The president was asked by 60 Minutes whether he would send U.S. troops to Taiwan to protect it from communist China’s invasion.
“Yes,” Biden said. “If there were an unprecedented attack.”
The program ran a voiceover immediately after Biden’s comment. It stated that a White House official had said that after the interview, “U.S. The policy has not changed.” According to the White House, the United States continues to maintain a policy that is strategic ambiguity. It won’t state whether U.S. forces will defend Taiwan.
Republican lawmakers were upset by the apparent flip-flop, many of whom want an end to the U.S. strategic ambiguity policy.
“I’m curious what’s going on in the big guy’s head,” Rep. Kevin McCarthy (R.Calif.), said during a Sept. 20 interview with Fox’s Jesse Watters Primetime.
He can’t convey a clear message. This isn’t the first time he has done this. The White House has always reacted to his comments about Taiwan and China almost every time he spoke.
60 Minutes interviewed Biden for the fourth time, and he stated that the United States is committed to Taiwan’s defense.

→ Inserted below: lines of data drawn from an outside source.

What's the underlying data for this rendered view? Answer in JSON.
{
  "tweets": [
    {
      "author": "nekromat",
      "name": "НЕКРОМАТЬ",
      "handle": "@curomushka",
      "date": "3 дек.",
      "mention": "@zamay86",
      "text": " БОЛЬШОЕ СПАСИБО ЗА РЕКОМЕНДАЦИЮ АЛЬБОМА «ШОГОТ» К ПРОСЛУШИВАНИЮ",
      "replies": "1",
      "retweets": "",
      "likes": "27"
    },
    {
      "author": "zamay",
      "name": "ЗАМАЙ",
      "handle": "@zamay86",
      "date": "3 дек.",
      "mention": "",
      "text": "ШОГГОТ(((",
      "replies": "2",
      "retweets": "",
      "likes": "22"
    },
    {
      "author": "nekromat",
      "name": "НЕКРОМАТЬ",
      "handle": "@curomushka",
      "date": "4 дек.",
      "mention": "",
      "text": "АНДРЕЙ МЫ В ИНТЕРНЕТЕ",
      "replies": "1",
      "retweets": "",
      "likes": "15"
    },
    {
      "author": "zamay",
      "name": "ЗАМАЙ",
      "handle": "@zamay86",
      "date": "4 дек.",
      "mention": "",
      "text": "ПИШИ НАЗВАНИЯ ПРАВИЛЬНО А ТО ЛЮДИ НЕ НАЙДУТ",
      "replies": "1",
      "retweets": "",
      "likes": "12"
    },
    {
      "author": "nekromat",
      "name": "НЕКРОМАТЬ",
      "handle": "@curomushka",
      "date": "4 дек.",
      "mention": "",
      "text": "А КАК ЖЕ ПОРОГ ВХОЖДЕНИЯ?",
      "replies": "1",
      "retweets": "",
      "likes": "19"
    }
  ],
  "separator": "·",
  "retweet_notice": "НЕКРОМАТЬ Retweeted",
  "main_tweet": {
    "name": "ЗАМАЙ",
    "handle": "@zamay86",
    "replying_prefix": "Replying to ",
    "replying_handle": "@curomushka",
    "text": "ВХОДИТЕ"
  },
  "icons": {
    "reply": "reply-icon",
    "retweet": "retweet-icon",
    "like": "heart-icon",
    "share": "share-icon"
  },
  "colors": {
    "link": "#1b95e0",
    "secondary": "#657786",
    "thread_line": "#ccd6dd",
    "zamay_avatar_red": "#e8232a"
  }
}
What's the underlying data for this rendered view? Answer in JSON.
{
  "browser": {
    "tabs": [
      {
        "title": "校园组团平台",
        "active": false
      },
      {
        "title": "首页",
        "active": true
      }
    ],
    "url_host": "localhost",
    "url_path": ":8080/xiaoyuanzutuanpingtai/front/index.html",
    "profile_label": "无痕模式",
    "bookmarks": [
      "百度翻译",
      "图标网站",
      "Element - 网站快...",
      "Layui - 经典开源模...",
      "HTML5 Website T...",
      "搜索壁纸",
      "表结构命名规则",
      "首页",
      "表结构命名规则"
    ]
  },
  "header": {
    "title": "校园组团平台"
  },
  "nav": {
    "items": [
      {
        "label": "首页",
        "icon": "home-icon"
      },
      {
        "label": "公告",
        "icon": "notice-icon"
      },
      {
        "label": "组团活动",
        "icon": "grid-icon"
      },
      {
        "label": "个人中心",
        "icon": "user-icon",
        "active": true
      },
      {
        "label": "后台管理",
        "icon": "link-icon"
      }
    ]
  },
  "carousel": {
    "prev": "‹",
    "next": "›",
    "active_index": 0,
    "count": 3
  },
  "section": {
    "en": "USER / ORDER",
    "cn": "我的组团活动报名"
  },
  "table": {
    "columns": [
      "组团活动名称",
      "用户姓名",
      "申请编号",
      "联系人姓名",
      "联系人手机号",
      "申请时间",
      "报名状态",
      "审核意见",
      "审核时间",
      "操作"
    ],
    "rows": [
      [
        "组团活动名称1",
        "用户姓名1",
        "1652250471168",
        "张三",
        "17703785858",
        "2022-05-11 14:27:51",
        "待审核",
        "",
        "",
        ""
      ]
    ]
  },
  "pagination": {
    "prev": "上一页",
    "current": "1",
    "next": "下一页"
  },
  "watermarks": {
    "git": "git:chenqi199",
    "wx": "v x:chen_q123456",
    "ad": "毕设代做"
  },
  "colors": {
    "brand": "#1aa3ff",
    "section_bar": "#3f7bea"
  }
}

Biden made similar remarks during a May 2022 interview in Tokyo, at an Oct 2021 CNN Town Hall, and an August 2021 interview with George Stephanopoulos.
“Biden clearly stated on four occasions that he would defend Taiwan, but on four occasions his subordinates have clearly contradicted,” said China commentator Gordon Chang via a tweet.
“He is now required by law to explain to the American people whether he is still commander in chief and the one making the decisions.”
Some lawmakers are concerned that Biden’s repeated commitments to Taiwan’s defense and the subsequent denials from the White House won’t deter China’s ruling Communist Party from attacking democratic Taiwan. However, the effort could be an intentional attempt to obscure the administration’s strategy.
China’s Communist Party (CCP) claims Taiwan is a rogue Chinese territory that must be united with the mainland. However, Taiwan has not been under the control of the CCP and has been autonomous since 1949.
The United States of America and China have agreed that neither side will try to alter the status quo unilaterally by pursuing Taiwanese independence or unification efforts.
Biden stated that “We aren’t moving” during the 60 Minutes interview. “We don’t encourage their independence. … That’s [Taiwan’s] decision.”